With the financial crisis finally getting under control, Obama turned his attention to health care. Ted Kennedy, Obama's mentor, had gifted the Obama family a Portuguese water dog named Bo. Unfortunately, Kennedy had also been diagnosed with a late-stage brain tumor. He would only return to work in order to vote on one important issue: health care.
By 2009, 43 million Americans were uninsured and the cost of premiums had risen by 97 percent. The entire health care system needed to be revamped, and Obama believed the way to do it was by introducing universal health care. But Obama was worried about the political risks of such a monumental undertaking. Attempting to push healthcare legislation through a partisan Congress was risky, but Obama decided the benefit of potentially helping millions of Americans get health care was worth the risk.
Making one of his last public appearances, Kennedy spoke with Obama at a press conference addressing the issue of health care. Once again, Obama was set on trying to shape a bill that could garner both Democrat and Republican support, but Republicans opposed the Affordable Care Act immediately.

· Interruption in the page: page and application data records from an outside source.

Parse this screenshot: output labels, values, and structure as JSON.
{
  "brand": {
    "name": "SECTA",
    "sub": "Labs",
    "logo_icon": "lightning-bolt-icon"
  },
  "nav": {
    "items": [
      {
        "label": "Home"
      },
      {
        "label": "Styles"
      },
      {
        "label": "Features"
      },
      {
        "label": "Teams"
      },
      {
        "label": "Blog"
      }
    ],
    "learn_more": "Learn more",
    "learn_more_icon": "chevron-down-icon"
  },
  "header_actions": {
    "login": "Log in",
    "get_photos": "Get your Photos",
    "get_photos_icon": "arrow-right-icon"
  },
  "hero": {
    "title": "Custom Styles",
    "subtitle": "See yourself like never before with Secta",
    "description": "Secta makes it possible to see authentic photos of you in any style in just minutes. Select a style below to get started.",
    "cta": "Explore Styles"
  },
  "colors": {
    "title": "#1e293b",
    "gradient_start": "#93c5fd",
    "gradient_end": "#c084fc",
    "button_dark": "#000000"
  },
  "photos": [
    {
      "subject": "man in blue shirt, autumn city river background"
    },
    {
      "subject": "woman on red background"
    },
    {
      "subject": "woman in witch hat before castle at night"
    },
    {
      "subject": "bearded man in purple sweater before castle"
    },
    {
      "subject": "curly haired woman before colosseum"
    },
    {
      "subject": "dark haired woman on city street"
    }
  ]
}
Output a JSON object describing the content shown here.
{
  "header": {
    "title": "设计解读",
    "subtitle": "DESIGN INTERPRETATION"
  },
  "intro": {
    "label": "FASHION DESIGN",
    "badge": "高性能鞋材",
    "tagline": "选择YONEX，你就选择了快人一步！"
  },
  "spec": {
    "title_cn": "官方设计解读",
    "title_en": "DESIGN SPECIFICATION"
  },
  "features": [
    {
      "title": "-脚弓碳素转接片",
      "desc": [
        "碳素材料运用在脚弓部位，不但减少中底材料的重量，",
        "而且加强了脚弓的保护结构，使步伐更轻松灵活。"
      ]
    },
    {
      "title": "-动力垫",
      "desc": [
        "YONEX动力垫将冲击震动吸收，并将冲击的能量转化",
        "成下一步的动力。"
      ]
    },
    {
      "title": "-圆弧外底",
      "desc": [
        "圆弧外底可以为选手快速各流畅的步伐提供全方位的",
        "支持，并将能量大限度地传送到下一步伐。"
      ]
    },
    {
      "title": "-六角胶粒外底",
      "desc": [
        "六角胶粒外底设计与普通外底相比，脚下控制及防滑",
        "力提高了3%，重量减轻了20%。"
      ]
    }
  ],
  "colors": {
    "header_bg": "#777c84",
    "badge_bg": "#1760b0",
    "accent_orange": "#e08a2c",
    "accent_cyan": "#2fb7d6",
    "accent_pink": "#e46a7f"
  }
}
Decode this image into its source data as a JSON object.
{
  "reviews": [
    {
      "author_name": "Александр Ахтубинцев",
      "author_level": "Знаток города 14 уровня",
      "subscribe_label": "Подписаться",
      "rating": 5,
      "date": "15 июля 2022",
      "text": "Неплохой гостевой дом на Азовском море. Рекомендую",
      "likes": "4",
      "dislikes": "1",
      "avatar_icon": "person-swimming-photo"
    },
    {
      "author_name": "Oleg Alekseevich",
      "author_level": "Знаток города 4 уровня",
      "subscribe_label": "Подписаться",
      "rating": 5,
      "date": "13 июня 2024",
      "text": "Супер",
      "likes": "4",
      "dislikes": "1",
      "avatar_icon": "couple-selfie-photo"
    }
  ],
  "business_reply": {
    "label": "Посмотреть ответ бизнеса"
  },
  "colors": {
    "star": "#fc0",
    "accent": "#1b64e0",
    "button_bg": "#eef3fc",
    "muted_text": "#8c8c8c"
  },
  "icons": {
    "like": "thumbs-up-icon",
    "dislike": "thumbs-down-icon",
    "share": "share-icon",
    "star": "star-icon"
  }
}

Not only were Republicans not planning on voting for the bill, they market-tested around 40 advertisements that would make sure Republican voters were against health care reform, too. They settled on the most successful phrase: describing Obama's new health care plan as a “government takeover.” The public galvanized around this issue, and in the summer of 2009, the right-wing Tea Party movement emerged.
The conservative Tea Party movement magnified voters' fears around what they had nicknamed “Obamacare.” They used social media to extend their message and began spreading rumors about Obama. They became fixated on the rumor that Obama was an illegitimate president because he had really been born in Kenya.
For his part, Obama decided to direct his focus on shoring up Democratic support. He organized a prime-time address before a joint session of Congress but was interrupted in the middle of his speech when a South Carolina congressman shouted “You lie!” at him. Despite all the opposition, the Affordable Care Act finally passed in the Senate on Christmas Eve of 2009, following a full 24-hour debate on the Senate floor, and just a few months later, it passed the House as well.
Understandably, Obama was thrilled with his big win. He also decided that this was the time he would quit smoking, this time for good. However, he and his team couldn't rest just yet. The midterm elections were coming up, and they had managed to accomplish quite a few things with the Democrats controlling Congress and holding a supermajority in the Senate.
However, the economy was still down, and many Americans were still suffering financially. Americans were not feeling the benefits of the Obama presidency's accomplishments, and they expressed that fact with their votes. In the midterms, the Democrats endured the worst loss a party had endured since the 1930s, losing 63 seats in the House and their Senate supermajority.